Asked how many students are in this situation, Ryan said he did not know at this time.
If the cuts remain in place, District 187 will lose 52 teachers, 13 support staff, three secretaries and 11 bus aids, said Leslie Hardy, president of union Local 1272.
Asked what her emotions are regarding the cuts, she said she is upset about them, but her anger is not directed at the district, but at the state, which she says, keeps taking away from education.
"How do they expect us to teach and educate children when they cut 52 teachers?" Hardy asked.
Phyllis Jackson, associate principal at Cahokia High School, said, "It's a sad day in the state of Illinois. But, it's where we are. Like (Superintendent) Ryan said, it's the worst-case scenario. It can't stay this way. I believe in God. Things have to look up."
Ryan said there are 4,000 students in the district and about 600 total employees -- 275 of them are teachers and 25 are support staff.
Board member Larry Wynn said the cuts are hard on everybody. "We didn't have any other option," he said. "We are required to give everybody a 45-day advance notice of any dismissals or reduction in force. If the state doesn't give us the money, we have no choice."
Laketra Thomas, a parent who attended the board meeting, said she is very concerned for her son, who is an honor student and a basketball player.
"My son has been in this district since pre-K. This has always been the district where I wanted my son to be in. And, he likes it here. But, now, I am worried. They are starting to take things away. My son loves basketball, It's his passion. I am concerned about other honor students who are good kids, too.
"What happens to these kids who come to this district and work hard?" Thomas asked. "I feel like they are going to be cheated. I am sick to my stomach. Laying off 52 teachers, that's ridiculous."

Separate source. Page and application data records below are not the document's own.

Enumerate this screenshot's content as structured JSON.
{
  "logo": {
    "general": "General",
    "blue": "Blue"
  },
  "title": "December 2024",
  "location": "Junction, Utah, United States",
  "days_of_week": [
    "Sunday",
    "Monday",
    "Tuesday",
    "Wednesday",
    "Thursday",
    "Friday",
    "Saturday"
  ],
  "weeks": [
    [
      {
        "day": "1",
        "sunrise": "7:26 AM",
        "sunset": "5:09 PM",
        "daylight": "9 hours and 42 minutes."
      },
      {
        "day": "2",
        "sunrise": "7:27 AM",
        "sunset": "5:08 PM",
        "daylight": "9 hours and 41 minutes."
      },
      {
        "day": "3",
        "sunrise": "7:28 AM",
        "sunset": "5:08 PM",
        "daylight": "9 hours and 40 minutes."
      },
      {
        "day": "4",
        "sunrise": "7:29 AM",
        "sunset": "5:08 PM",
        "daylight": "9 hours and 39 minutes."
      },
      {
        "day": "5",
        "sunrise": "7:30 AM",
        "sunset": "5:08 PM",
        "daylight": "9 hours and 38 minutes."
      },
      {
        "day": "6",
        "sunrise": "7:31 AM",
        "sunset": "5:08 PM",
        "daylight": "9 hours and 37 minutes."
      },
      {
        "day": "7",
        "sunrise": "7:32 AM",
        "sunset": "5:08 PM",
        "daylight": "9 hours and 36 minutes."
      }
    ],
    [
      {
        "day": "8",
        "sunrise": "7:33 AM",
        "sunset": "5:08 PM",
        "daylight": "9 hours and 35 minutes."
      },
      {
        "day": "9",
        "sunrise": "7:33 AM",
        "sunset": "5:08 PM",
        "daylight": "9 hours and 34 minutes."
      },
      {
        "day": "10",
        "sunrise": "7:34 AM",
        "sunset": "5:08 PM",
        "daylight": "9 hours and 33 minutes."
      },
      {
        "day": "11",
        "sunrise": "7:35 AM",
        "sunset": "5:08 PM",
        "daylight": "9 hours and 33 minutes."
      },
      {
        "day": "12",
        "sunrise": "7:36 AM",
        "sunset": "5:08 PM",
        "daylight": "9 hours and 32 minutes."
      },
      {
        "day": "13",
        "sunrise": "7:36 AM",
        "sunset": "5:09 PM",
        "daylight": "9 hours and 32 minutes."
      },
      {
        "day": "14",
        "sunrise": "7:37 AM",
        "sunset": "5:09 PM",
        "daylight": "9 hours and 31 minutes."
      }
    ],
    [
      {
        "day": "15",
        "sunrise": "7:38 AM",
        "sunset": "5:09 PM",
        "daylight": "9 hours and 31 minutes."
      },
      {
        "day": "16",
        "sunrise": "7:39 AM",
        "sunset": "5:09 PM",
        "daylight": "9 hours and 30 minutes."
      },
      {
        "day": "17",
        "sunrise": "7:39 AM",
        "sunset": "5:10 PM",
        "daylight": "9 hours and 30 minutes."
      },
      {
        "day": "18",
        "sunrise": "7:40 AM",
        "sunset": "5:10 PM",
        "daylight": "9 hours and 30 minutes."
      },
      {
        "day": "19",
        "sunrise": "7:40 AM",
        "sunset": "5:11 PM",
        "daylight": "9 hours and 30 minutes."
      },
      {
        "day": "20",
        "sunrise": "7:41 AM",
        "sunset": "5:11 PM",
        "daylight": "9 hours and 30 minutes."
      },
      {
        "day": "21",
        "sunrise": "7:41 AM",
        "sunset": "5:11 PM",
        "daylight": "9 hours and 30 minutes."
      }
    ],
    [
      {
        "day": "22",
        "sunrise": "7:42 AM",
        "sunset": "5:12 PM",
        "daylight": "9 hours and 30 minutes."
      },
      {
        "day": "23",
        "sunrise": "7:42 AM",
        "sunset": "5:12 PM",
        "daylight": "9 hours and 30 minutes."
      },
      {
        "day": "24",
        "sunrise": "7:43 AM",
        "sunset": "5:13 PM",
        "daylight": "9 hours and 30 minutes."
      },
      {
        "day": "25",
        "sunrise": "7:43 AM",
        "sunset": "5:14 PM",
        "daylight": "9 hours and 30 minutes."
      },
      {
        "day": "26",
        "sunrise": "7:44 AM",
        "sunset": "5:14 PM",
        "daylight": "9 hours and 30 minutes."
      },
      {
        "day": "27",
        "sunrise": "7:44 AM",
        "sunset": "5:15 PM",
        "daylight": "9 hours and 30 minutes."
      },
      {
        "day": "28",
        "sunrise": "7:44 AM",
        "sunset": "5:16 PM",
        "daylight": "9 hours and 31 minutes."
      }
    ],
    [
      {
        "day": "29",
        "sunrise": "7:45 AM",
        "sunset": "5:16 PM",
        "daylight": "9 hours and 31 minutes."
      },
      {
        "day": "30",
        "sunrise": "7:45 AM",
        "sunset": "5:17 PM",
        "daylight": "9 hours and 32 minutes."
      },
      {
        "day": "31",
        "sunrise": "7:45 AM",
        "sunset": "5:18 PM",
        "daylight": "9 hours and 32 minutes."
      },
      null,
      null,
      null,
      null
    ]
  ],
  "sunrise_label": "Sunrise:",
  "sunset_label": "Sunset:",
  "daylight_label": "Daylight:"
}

For her, she said it's not all about sports. "My son is an honor student. But, he also loves basketball. That's his passion. He's sick about it. He is almost a junior," Thomas said.
Thomas said she might have to consider moving if the her son can't get everything he needs in District 187.
She also was disappointed that not more parents were at the meeting to let their voices be heard.
Ryan said students may have a shorter school day because of the cuts because they may have to be sent home 40 minutes early or required to arrive 40 minutes later next year because the art, music and physical education periods are the time when teachers do their planning.
Asked whether class sizes would increase due to the cuts, Ryan said he doesn't expect they will. Currently, there are 30 to 32 students in a classroom.
Contact reporter Jamie Forsythe at 239-2562 or firstname.lastname@example.org.